Building the foundation of a family requires a resilient core to create a sturdy structure with support, understanding, and love.  In the heart of Barangay Gabas, Buhi, Camarines Sur, Mike Anthony Castillo, 28, a father of two (2) daughters proved it was possible.

Originally, Mike worked as a vegetable farmer in Antipolo, Rizal but due to increasing expenses of the family during the pandemic and to take care of his sick wife, Jonalyn, the family decided to go back to his hometown in 2022.

Kaya pinasya naming [umuwi], humingi po kami ng tulong doon sa tinatrabahuhan ko rin. Binigyan po kami kahit kaunti kaya po kami nakauwi dito [sa probinsya],” he explained.

(We decided to go back to our hometown so we sought help from my employer. I was able to receive assistance from them for the expenses of traveling back home.)

Yearning for a better life for his family, Mike came to know the Balik-Probinsya, Bagong Pag-asa (BP2) program of the Department of Social Welfare and Development from a friend so he took the opportunity to avail the assistance.

Guided by the program’s initiative, the Castillo family received PHP 88,750.00 in assistance of which PHP 38,750.00 for Transitory Family Support Package and PHP 50,000.00 for Livelihood Settlement Grant.

Using the assistance received, Mike set up various kinds of livelihood that would sustain his family.

With the help of his wife, they establish a mini sari-sari store offering basic food ingredients for cooking dishes in front of their house. On the other hand, Mike would go from house to house around town to sell bread, meats, poultry, and fish.

Kaya ang gawa ko noon, para kumita masyado hindi lang Tilapia ang kinukuha ko. Kumukuha rin ako ng pandagat. Saka sinasamahan ko ng manok, karne. Para yung byahe ko, hindi naman sayang,” he said.

(To earn more income, my strategy is not to bring not only Tilapia. I would include saltwater fish, chicken, and meat so that my travel would not go to waste.)

Mike’s determination to uplift the financial stability of his family did not stop at food vending; he also ventured into piggery farm and hollow blocks manufacturing business.

Mike Anthony Castillo, 28, carries hollow blocks for delivery.

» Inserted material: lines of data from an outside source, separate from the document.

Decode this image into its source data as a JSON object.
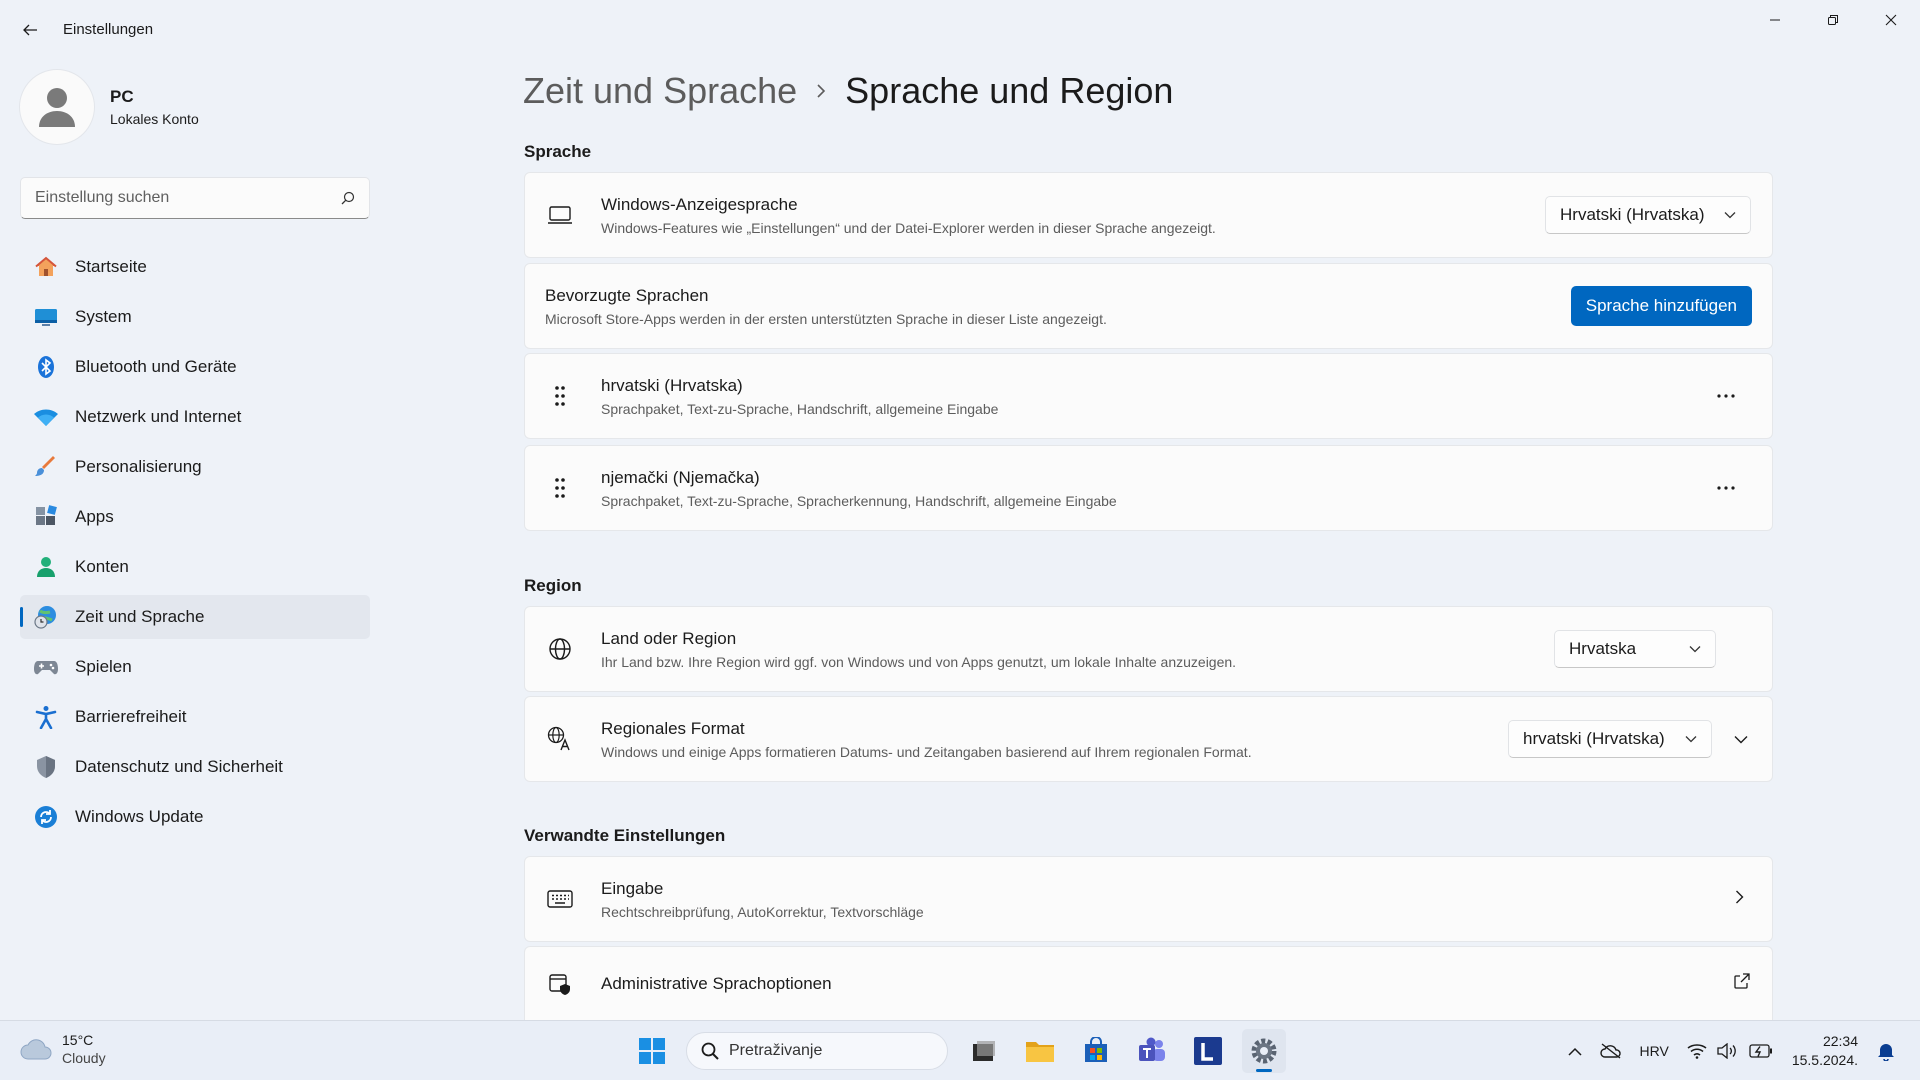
{
  "app": {
    "title": "Einstellungen"
  },
  "profile": {
    "name": "PC",
    "account": "Lokales Konto"
  },
  "search": {
    "placeholder": "Einstellung suchen"
  },
  "nav": {
    "items": [
      {
        "label": "Startseite",
        "icon": "home-icon"
      },
      {
        "label": "System",
        "icon": "monitor-icon"
      },
      {
        "label": "Bluetooth und Geräte",
        "icon": "bluetooth-icon"
      },
      {
        "label": "Netzwerk und Internet",
        "icon": "wifi-icon"
      },
      {
        "label": "Personalisierung",
        "icon": "brush-icon"
      },
      {
        "label": "Apps",
        "icon": "apps-icon"
      },
      {
        "label": "Konten",
        "icon": "person-icon"
      },
      {
        "label": "Zeit und Sprache",
        "icon": "globe-clock-icon"
      },
      {
        "label": "Spielen",
        "icon": "gamepad-icon"
      },
      {
        "label": "Barrierefreiheit",
        "icon": "accessibility-icon"
      },
      {
        "label": "Datenschutz und Sicherheit",
        "icon": "shield-icon"
      },
      {
        "label": "Windows Update",
        "icon": "update-icon"
      }
    ]
  },
  "breadcrumb": {
    "parent": "Zeit und Sprache",
    "current": "Sprache und Region"
  },
  "sprache": {
    "section_title": "Sprache",
    "display_language": {
      "title": "Windows-Anzeigesprache",
      "desc": "Windows-Features wie „Einstellungen“ und der Datei-Explorer werden in dieser Sprache angezeigt.",
      "value": "Hrvatski (Hrvatska)"
    },
    "preferred": {
      "title": "Bevorzugte Sprachen",
      "desc": "Microsoft Store-Apps werden in der ersten unterstützten Sprache in dieser Liste angezeigt.",
      "button": "Sprache hinzufügen"
    },
    "languages": [
      {
        "name": "hrvatski (Hrvatska)",
        "features": "Sprachpaket, Text-zu-Sprache, Handschrift, allgemeine Eingabe"
      },
      {
        "name": "njemački (Njemačka)",
        "features": "Sprachpaket, Text-zu-Sprache, Spracherkennung, Handschrift, allgemeine Eingabe"
      }
    ]
  },
  "region": {
    "section_title": "Region",
    "country": {
      "title": "Land oder Region",
      "desc": "Ihr Land bzw. Ihre Region wird ggf. von Windows und von Apps genutzt, um lokale Inhalte anzuzeigen.",
      "value": "Hrvatska"
    },
    "format": {
      "title": "Regionales Format",
      "desc": "Windows und einige Apps formatieren Datums- und Zeitangaben basierend auf Ihrem regionalen Format.",
      "value": "hrvatski (Hrvatska)"
    }
  },
  "related": {
    "section_title": "Verwandte Einstellungen",
    "typing": {
      "title": "Eingabe",
      "desc": "Rechtschreibprüfung, AutoKorrektur, Textvorschläge"
    },
    "admin": {
      "title": "Administrative Sprachoptionen"
    }
  },
  "taskbar": {
    "weather_temp": "15°C",
    "weather_desc": "Cloudy",
    "search_placeholder": "Pretraživanje",
    "lang": "HRV",
    "time": "22:34",
    "date": "15.5.2024."
  },
  "colors": {
    "accent": "#0067c0",
    "background": "#eef2f8",
    "card": "#fbfbfb"
  }
}
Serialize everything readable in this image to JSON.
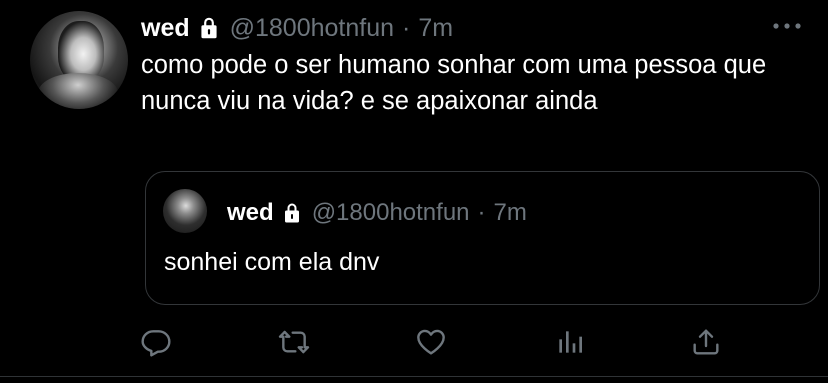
{
  "tweet": {
    "author": {
      "name": "wed",
      "handle": "@1800hotnfun",
      "separator": "·",
      "time": "7m",
      "protected_icon": "lock-icon"
    },
    "text": "como pode o ser humano sonhar com uma pessoa que nunca viu na vida? e se apaixonar ainda",
    "more_icon": "more-icon",
    "quote": {
      "name": "wed",
      "handle": "@1800hotnfun",
      "separator": "·",
      "time": "7m",
      "text": "sonhei com ela dnv"
    },
    "actions": [
      {
        "icon": "reply-icon"
      },
      {
        "icon": "retweet-icon"
      },
      {
        "icon": "like-icon"
      },
      {
        "icon": "analytics-icon"
      },
      {
        "icon": "share-icon"
      }
    ]
  },
  "colors": {
    "background": "#000000",
    "text": "#ffffff",
    "muted": "#6e767d",
    "border": "#333639"
  }
}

With various businesses established, the couple would divide the income based on their financial priorities. Jonalyn would keep the income earned from the hollow blocks as part of their savings and rolling budget while the income from food vending businesses was used for basic living expenses.

Kaya yung binigay talaga po sa akin na puhunan, hindi ko talaga sinayang. Kahit sabihin nila na medyo matipid ako sa pera, pero pinapahalagahan ko iyon,” Mike stated.

(I did not put the livelihood investment to waste. Even though other people would say that I’m too thrifty, I still value the assistance provided.)

As the Castillo family lays each block, creates new chapters, and turns adversity into opportunities, they are not just building a life but they are crafting a masterpiece that strengthens the well-being of the family.   ###